This is the best album yet from a very exciting music-maker.
Alabaster dePlume - GOLD – Go Forward in the Courage of Your Love
dePlume is a poet/town crier and won't let you forget it. With songs like 'Fucking Let Them', which combines a live spoken-word performance and jazz, you know you're in to be thrown. Surprisingly well produced for an album like this, in my experience.
Tord Gustavsen Trio - Opening
Some contemporary and slow jazz for you. Not my thing at all, which made this even more trying to listen to.
Damon Albarn - The Nearer the Fountain, More Pure the Stream Flows
Made on Iceland, Albarn has made an album where his voice is the main instrument, floating above jazz instrumentation, ambient soundwaves, bossanova demo rhythms...
Kae Tempest - The Line is a Curve
Brilliant poetic rap from one of the most well-known contemporary poets, rappers, and essayists in the UK. This album is, I think, their best yet.
Wet Leg - Wet Leg
Pixies were brilliant until they reformed and started releasing music that was far less good than their older stuff. New bands like Wet Leg have since popped up and stolen the throne from the masters who created the map.
Some of Wet Leg's music is slacker shit, some of it's brilliant and exciting.
Spiritualized - Everything Was Beautiful
I've been catching up with Spiritualized lately. Friends in Texas have said their gigs are now among the best they've ever seen... So, I naturally missed them when they turned up in Stockholm, where I live. AARRRGH.

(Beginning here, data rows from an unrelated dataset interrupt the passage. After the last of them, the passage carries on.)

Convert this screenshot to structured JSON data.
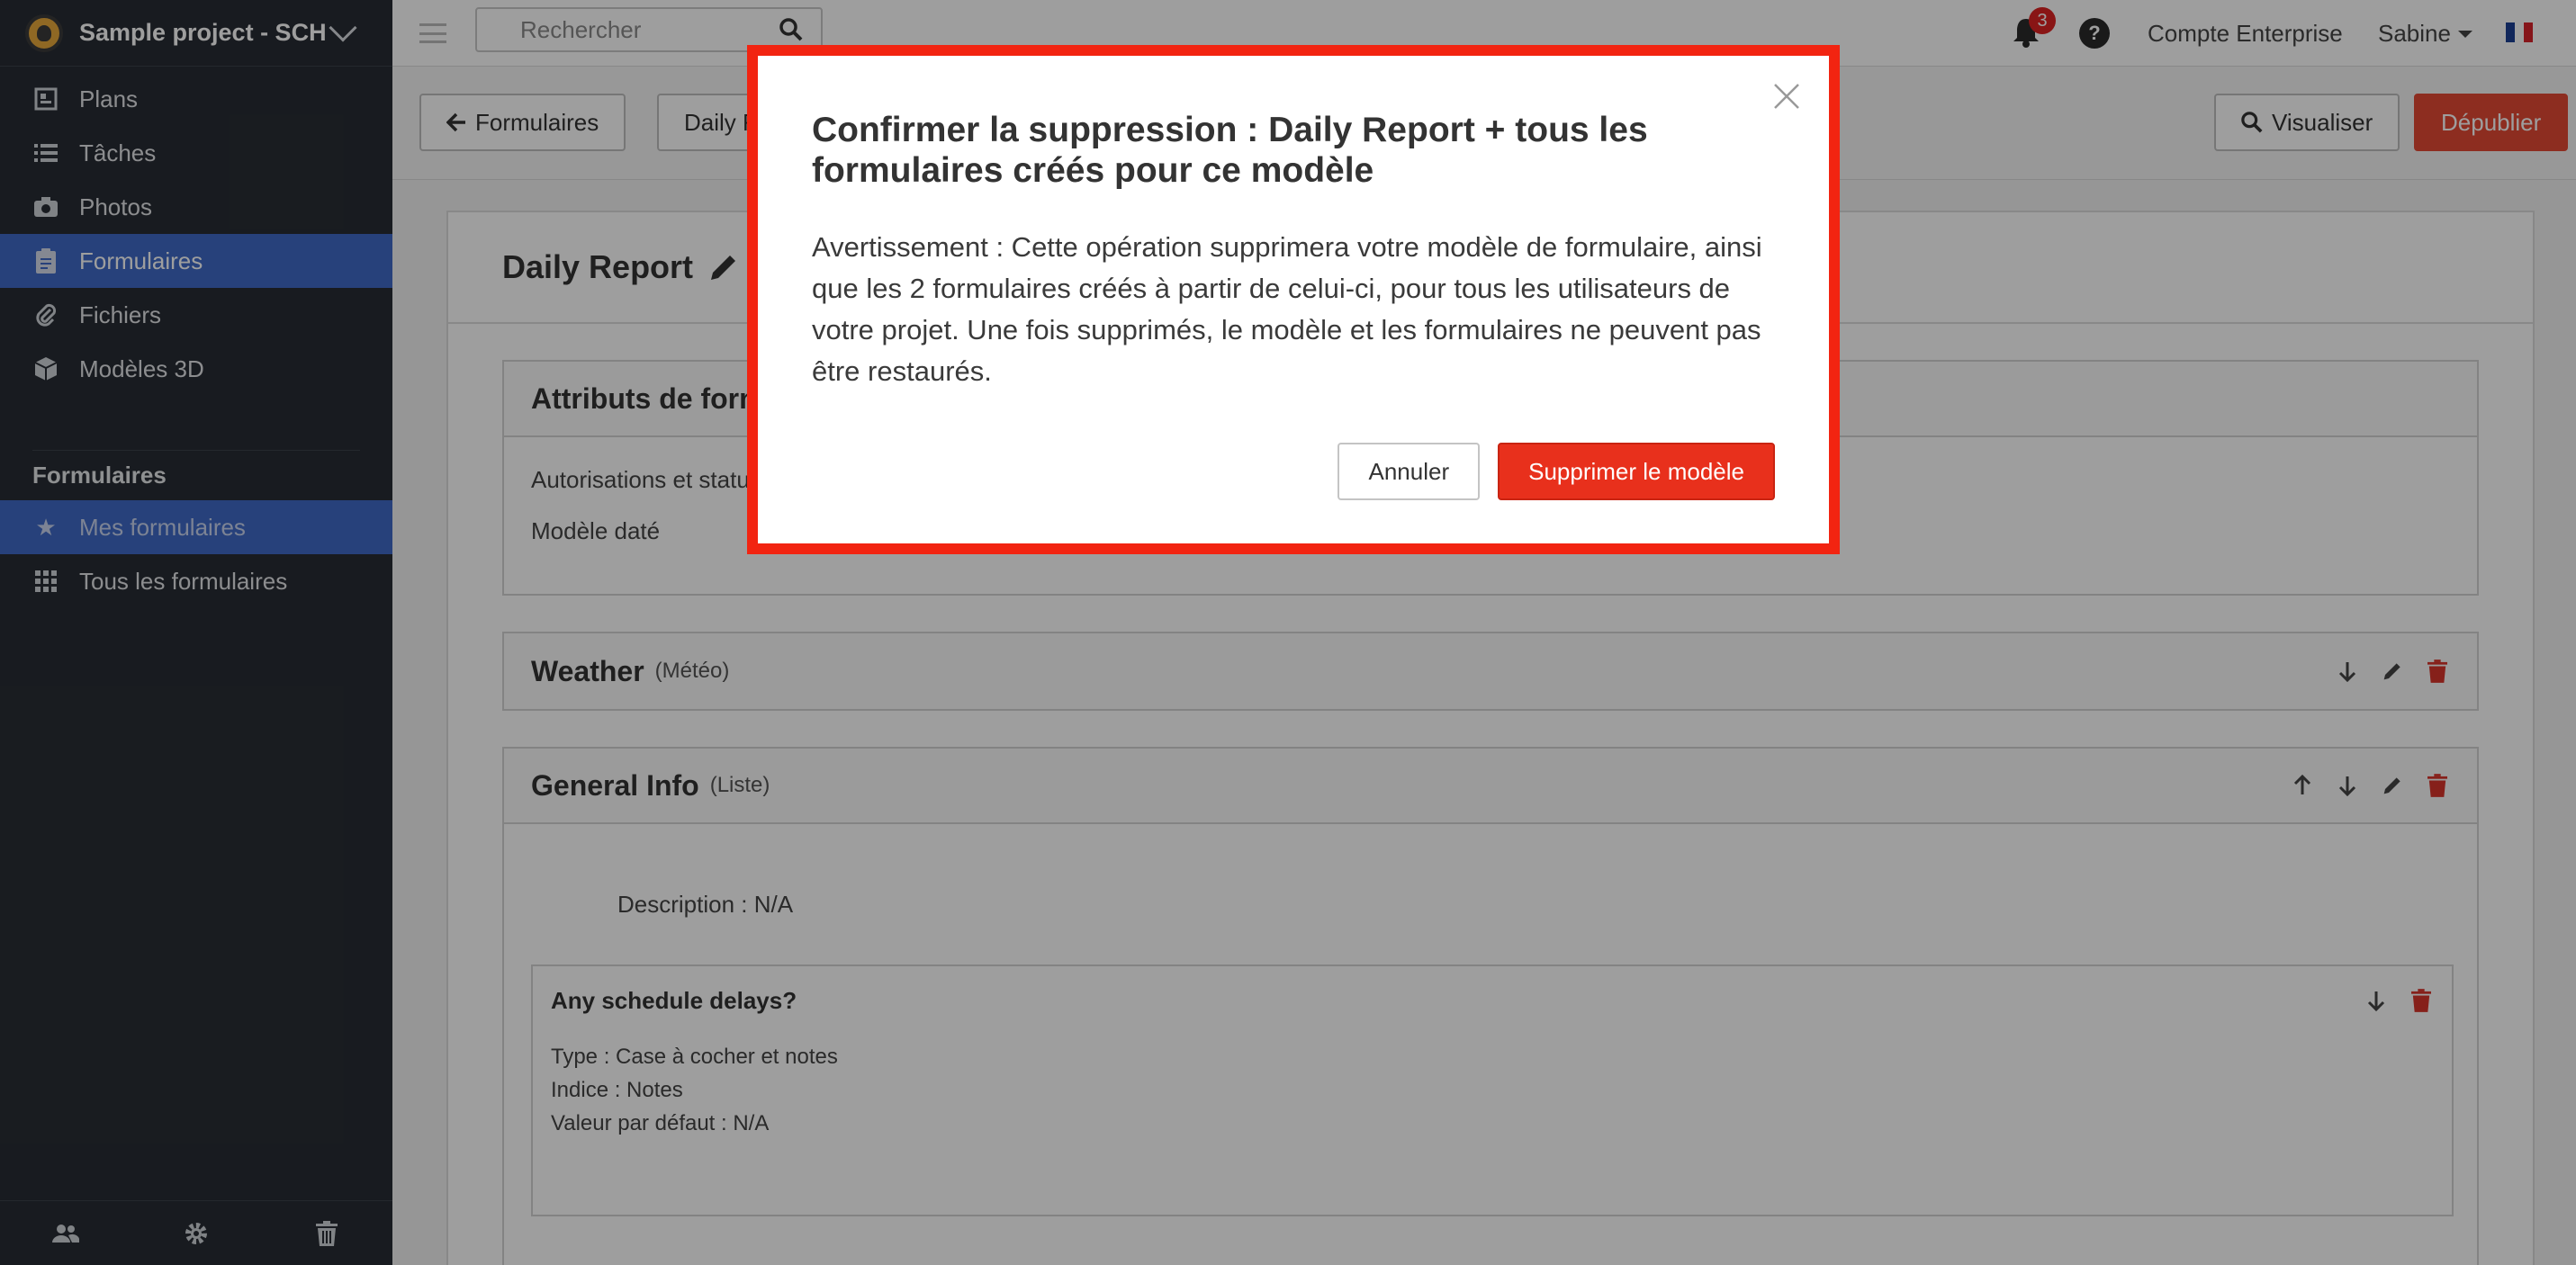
{
  "sidebar": {
    "project_name": "Sample project - SCH",
    "nav": [
      {
        "label": "Plans",
        "icon": "plans-icon"
      },
      {
        "label": "Tâches",
        "icon": "list-icon"
      },
      {
        "label": "Photos",
        "icon": "camera-icon"
      },
      {
        "label": "Formulaires",
        "icon": "clipboard-icon"
      },
      {
        "label": "Fichiers",
        "icon": "paperclip-icon"
      },
      {
        "label": "Modèles 3D",
        "icon": "cube-icon"
      }
    ],
    "section_title": "Formulaires",
    "sub_nav": [
      {
        "label": "Mes formulaires",
        "icon": "star-icon"
      },
      {
        "label": "Tous les formulaires",
        "icon": "grid-icon"
      }
    ]
  },
  "topbar": {
    "search_placeholder": "Rechercher",
    "notification_count": "3",
    "help": "?",
    "account": "Compte Enterprise",
    "user": "Sabine"
  },
  "toolbar": {
    "back_label": "Formulaires",
    "current_label": "Daily Report",
    "preview_label": "Visualiser",
    "unpublish_label": "Dépublier"
  },
  "content": {
    "title": "Daily Report",
    "attributes": {
      "title": "Attributs de formulaire",
      "rows": [
        "Autorisations et statuts",
        "Modèle daté"
      ]
    },
    "weather": {
      "title": "Weather",
      "sub": "(Météo)"
    },
    "general": {
      "title": "General Info",
      "sub": "(Liste)",
      "description": "Description : N/A",
      "question": {
        "title": "Any schedule delays?",
        "type": "Type : Case à cocher et notes",
        "hint": "Indice : Notes",
        "default": "Valeur par défaut : N/A"
      }
    }
  },
  "modal": {
    "title": "Confirmer la suppression : Daily Report + tous les formulaires créés pour ce modèle",
    "body": "Avertissement : Cette opération supprimera votre modèle de formulaire, ainsi que les 2 formulaires créés à partir de celui-ci, pour tous les utilisateurs de votre projet. Une fois supprimés, le modèle et les formulaires ne peuvent pas être restaurés.",
    "cancel_label": "Annuler",
    "confirm_label": "Supprimer le modèle"
  },
  "colors": {
    "sidebar_bg": "#282d34",
    "active": "#3f6ac7",
    "danger": "#e8301c",
    "highlight_border": "#f22411"
  }
}
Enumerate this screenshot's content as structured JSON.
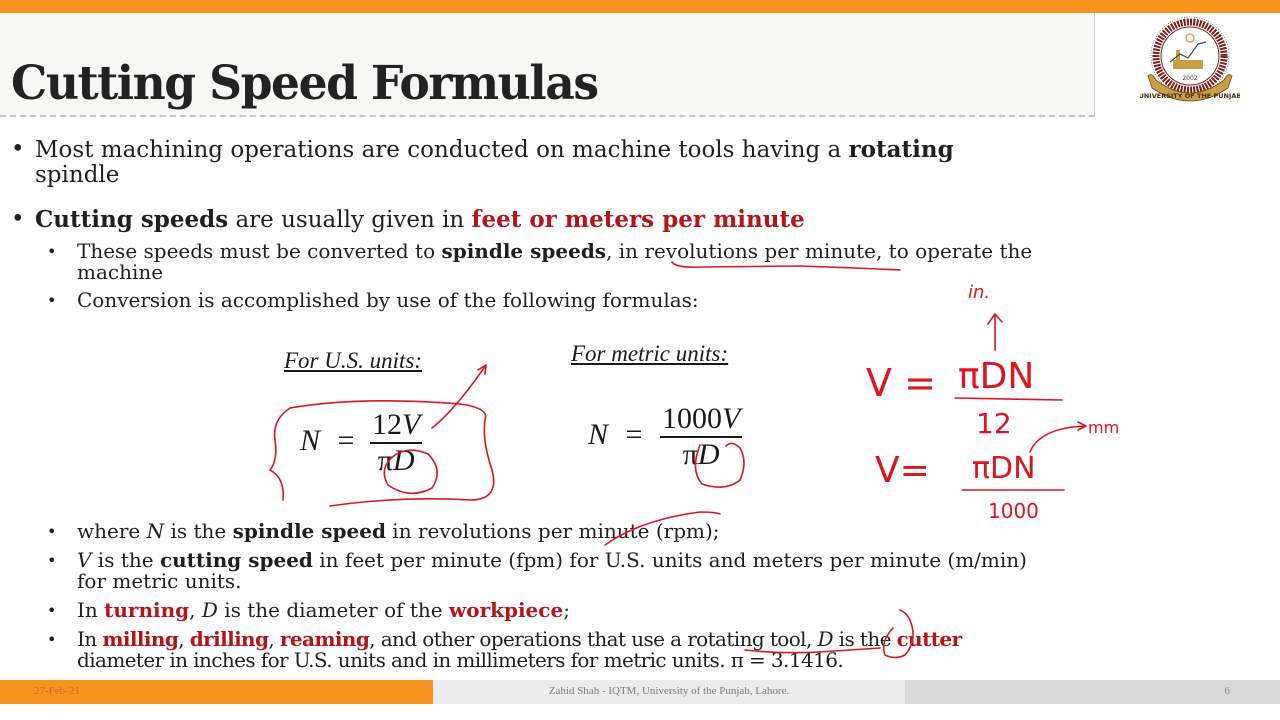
{
  "slide": {
    "title": "Cutting Speed Formulas",
    "logo": {
      "icon": "university-seal-icon",
      "ring_text": "Institute of Quality & Technology Management",
      "year": "2002",
      "banner_text": "UNIVERSITY OF THE PUNJAB",
      "colors": {
        "ring": "#7a1e1e",
        "banner": "#c8a043"
      }
    },
    "bullets": {
      "b1": {
        "pre": "Most machining operations are conducted on machine tools having a ",
        "bold": "rotating",
        "line2": "spindle"
      },
      "b2": {
        "bold": "Cutting speeds",
        "mid": " are usually given in ",
        "red": "feet or meters per minute"
      },
      "s1": {
        "pre": "These speeds must be converted to ",
        "bold": "spindle speeds",
        "post": ", in revolutions per minute, to operate the",
        "line2": "machine"
      },
      "s2": {
        "text": "Conversion is accomplished by use of the following formulas:"
      },
      "s3": {
        "pre": "where ",
        "var": "N",
        "mid": " is the ",
        "bold": "spindle speed",
        "post": " in revolutions per minute (rpm);"
      },
      "s4": {
        "var": "V",
        "mid": " is the ",
        "bold": "cutting speed",
        "post": " in feet per minute (fpm) for U.S. units and meters per minute (m/min)",
        "line2": "for metric units."
      },
      "s5": {
        "pre": "In ",
        "red1": "turning",
        "sep": ", ",
        "var": "D",
        "mid": " is the diameter of the ",
        "red2": "workpiece",
        "post": ";"
      },
      "s6": {
        "pre": "In ",
        "red1": "milling",
        "c1": ", ",
        "red2": "drilling",
        "c2": ", ",
        "red3": "reaming",
        "mid": ", and other operations that use a rotating tool, ",
        "var": "D",
        "mid2": " is the ",
        "red4": "cutter",
        "line2": "diameter in inches for U.S. units and in millimeters for metric units. π = 3.1416."
      }
    },
    "formulas": {
      "us": {
        "label": "For U.S. units:",
        "lhs": "N",
        "eq": "=",
        "num_coef": "12",
        "num_var": "V",
        "den_pi": "π",
        "den_var": "D"
      },
      "metric": {
        "label": "For metric units:",
        "lhs": "N",
        "eq": "=",
        "num_coef": "1000",
        "num_var": "V",
        "den_pi": "π",
        "den_var": "D"
      }
    },
    "annotations": {
      "in_label": "in.",
      "mm_label": "mm",
      "eq1": {
        "lhs": "V =",
        "num": "πDN",
        "den": "12"
      },
      "eq2": {
        "lhs": "V=",
        "num": "πDN",
        "den": "1000"
      },
      "ink_color": "#e0141e"
    },
    "accent_colors": {
      "orange": "#f7931e",
      "red_text": "#b4141a"
    }
  },
  "footer": {
    "date": "27-Feb-21",
    "center": "Zahid Shah - IQTM, University of the Punjab, Lahore.",
    "page": "6"
  }
}
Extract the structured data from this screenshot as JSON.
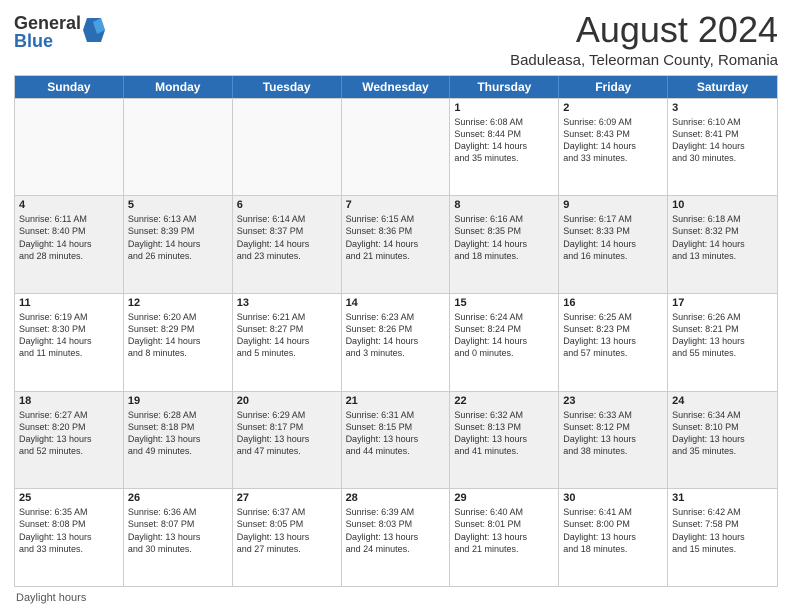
{
  "logo": {
    "general": "General",
    "blue": "Blue"
  },
  "title": "August 2024",
  "subtitle": "Baduleasa, Teleorman County, Romania",
  "header": {
    "days": [
      "Sunday",
      "Monday",
      "Tuesday",
      "Wednesday",
      "Thursday",
      "Friday",
      "Saturday"
    ]
  },
  "footer": {
    "daylight_label": "Daylight hours"
  },
  "weeks": [
    [
      {
        "day": "",
        "content": "",
        "empty": true
      },
      {
        "day": "",
        "content": "",
        "empty": true
      },
      {
        "day": "",
        "content": "",
        "empty": true
      },
      {
        "day": "",
        "content": "",
        "empty": true
      },
      {
        "day": "1",
        "content": "Sunrise: 6:08 AM\nSunset: 8:44 PM\nDaylight: 14 hours\nand 35 minutes.",
        "empty": false
      },
      {
        "day": "2",
        "content": "Sunrise: 6:09 AM\nSunset: 8:43 PM\nDaylight: 14 hours\nand 33 minutes.",
        "empty": false
      },
      {
        "day": "3",
        "content": "Sunrise: 6:10 AM\nSunset: 8:41 PM\nDaylight: 14 hours\nand 30 minutes.",
        "empty": false
      }
    ],
    [
      {
        "day": "4",
        "content": "Sunrise: 6:11 AM\nSunset: 8:40 PM\nDaylight: 14 hours\nand 28 minutes.",
        "empty": false
      },
      {
        "day": "5",
        "content": "Sunrise: 6:13 AM\nSunset: 8:39 PM\nDaylight: 14 hours\nand 26 minutes.",
        "empty": false
      },
      {
        "day": "6",
        "content": "Sunrise: 6:14 AM\nSunset: 8:37 PM\nDaylight: 14 hours\nand 23 minutes.",
        "empty": false
      },
      {
        "day": "7",
        "content": "Sunrise: 6:15 AM\nSunset: 8:36 PM\nDaylight: 14 hours\nand 21 minutes.",
        "empty": false
      },
      {
        "day": "8",
        "content": "Sunrise: 6:16 AM\nSunset: 8:35 PM\nDaylight: 14 hours\nand 18 minutes.",
        "empty": false
      },
      {
        "day": "9",
        "content": "Sunrise: 6:17 AM\nSunset: 8:33 PM\nDaylight: 14 hours\nand 16 minutes.",
        "empty": false
      },
      {
        "day": "10",
        "content": "Sunrise: 6:18 AM\nSunset: 8:32 PM\nDaylight: 14 hours\nand 13 minutes.",
        "empty": false
      }
    ],
    [
      {
        "day": "11",
        "content": "Sunrise: 6:19 AM\nSunset: 8:30 PM\nDaylight: 14 hours\nand 11 minutes.",
        "empty": false
      },
      {
        "day": "12",
        "content": "Sunrise: 6:20 AM\nSunset: 8:29 PM\nDaylight: 14 hours\nand 8 minutes.",
        "empty": false
      },
      {
        "day": "13",
        "content": "Sunrise: 6:21 AM\nSunset: 8:27 PM\nDaylight: 14 hours\nand 5 minutes.",
        "empty": false
      },
      {
        "day": "14",
        "content": "Sunrise: 6:23 AM\nSunset: 8:26 PM\nDaylight: 14 hours\nand 3 minutes.",
        "empty": false
      },
      {
        "day": "15",
        "content": "Sunrise: 6:24 AM\nSunset: 8:24 PM\nDaylight: 14 hours\nand 0 minutes.",
        "empty": false
      },
      {
        "day": "16",
        "content": "Sunrise: 6:25 AM\nSunset: 8:23 PM\nDaylight: 13 hours\nand 57 minutes.",
        "empty": false
      },
      {
        "day": "17",
        "content": "Sunrise: 6:26 AM\nSunset: 8:21 PM\nDaylight: 13 hours\nand 55 minutes.",
        "empty": false
      }
    ],
    [
      {
        "day": "18",
        "content": "Sunrise: 6:27 AM\nSunset: 8:20 PM\nDaylight: 13 hours\nand 52 minutes.",
        "empty": false
      },
      {
        "day": "19",
        "content": "Sunrise: 6:28 AM\nSunset: 8:18 PM\nDaylight: 13 hours\nand 49 minutes.",
        "empty": false
      },
      {
        "day": "20",
        "content": "Sunrise: 6:29 AM\nSunset: 8:17 PM\nDaylight: 13 hours\nand 47 minutes.",
        "empty": false
      },
      {
        "day": "21",
        "content": "Sunrise: 6:31 AM\nSunset: 8:15 PM\nDaylight: 13 hours\nand 44 minutes.",
        "empty": false
      },
      {
        "day": "22",
        "content": "Sunrise: 6:32 AM\nSunset: 8:13 PM\nDaylight: 13 hours\nand 41 minutes.",
        "empty": false
      },
      {
        "day": "23",
        "content": "Sunrise: 6:33 AM\nSunset: 8:12 PM\nDaylight: 13 hours\nand 38 minutes.",
        "empty": false
      },
      {
        "day": "24",
        "content": "Sunrise: 6:34 AM\nSunset: 8:10 PM\nDaylight: 13 hours\nand 35 minutes.",
        "empty": false
      }
    ],
    [
      {
        "day": "25",
        "content": "Sunrise: 6:35 AM\nSunset: 8:08 PM\nDaylight: 13 hours\nand 33 minutes.",
        "empty": false
      },
      {
        "day": "26",
        "content": "Sunrise: 6:36 AM\nSunset: 8:07 PM\nDaylight: 13 hours\nand 30 minutes.",
        "empty": false
      },
      {
        "day": "27",
        "content": "Sunrise: 6:37 AM\nSunset: 8:05 PM\nDaylight: 13 hours\nand 27 minutes.",
        "empty": false
      },
      {
        "day": "28",
        "content": "Sunrise: 6:39 AM\nSunset: 8:03 PM\nDaylight: 13 hours\nand 24 minutes.",
        "empty": false
      },
      {
        "day": "29",
        "content": "Sunrise: 6:40 AM\nSunset: 8:01 PM\nDaylight: 13 hours\nand 21 minutes.",
        "empty": false
      },
      {
        "day": "30",
        "content": "Sunrise: 6:41 AM\nSunset: 8:00 PM\nDaylight: 13 hours\nand 18 minutes.",
        "empty": false
      },
      {
        "day": "31",
        "content": "Sunrise: 6:42 AM\nSunset: 7:58 PM\nDaylight: 13 hours\nand 15 minutes.",
        "empty": false
      }
    ]
  ]
}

This is their latest album and it's lovely. Jason Pierce, who basically is Spiritualized, wrote everything and performed all or nearly all instrumentation himself. Whoa.
This is gospel and space music, all in one. There's beauty in here, the likes of which I seldom otherwise come across.
Daniel Rossen - You Belong There
A mellow, clear voice rides over piano, oboe, nylon guitar strings, and synths. This is lovely and lush. Flutes turn up. Slow music. Like gazing into the settings from Olivier Assayas's film Summer Hours. It's lovely. Old-school yet unique. Most of the harmonies are beautiful.
This could make a superb lazy summer soundtrack.
Grouper - Ruins
This album was mostly made using a four-track recorder in Portugal, in 2011. To me, this album feels like a dreamy walk through an endless day (in a good way).
Horace Andy - Midnight Rocker
The first time I heard Horace Andy's voice must have been on Massive Attack's song 'Spying Glass'. I loved it. I didn't listen to reggae at the time, but I soon started. I've not heard Andy in years, but this album brings me back to remembering how great he is. I'm really glad he's made this album. His wise and near-soprano voice reaches toward the skies and often touches stars.
Wet Tuna - Warping All By Yourself
Psych-funk with a lot of effects? Got you. Here you are.
It's fun and not memorable.
Rammstein - Zeit
It's not memorable. That's it. I think I listened to this album due to memories of some of their old tracks, which, in hindsight, aren't very fun to listen to. I think I've outgrown this for now. See you in ten years, Rammstein.
Röyksopp - Profound Memories
This band said they'd never release another album and here we are. They've brought in guest singers as usual, Astrid S., Susanne Sundfør, and Alison Goldfrapp. It's a lot of what I like: arpeggio smatters, lush electronic soundscapes, and yet no real bangers.
Still, Röyksopp always holds for high quality. It's just that they can't decide when to bring the magic: it happens, be it as a b-side or on an album, but it's not always where it should be.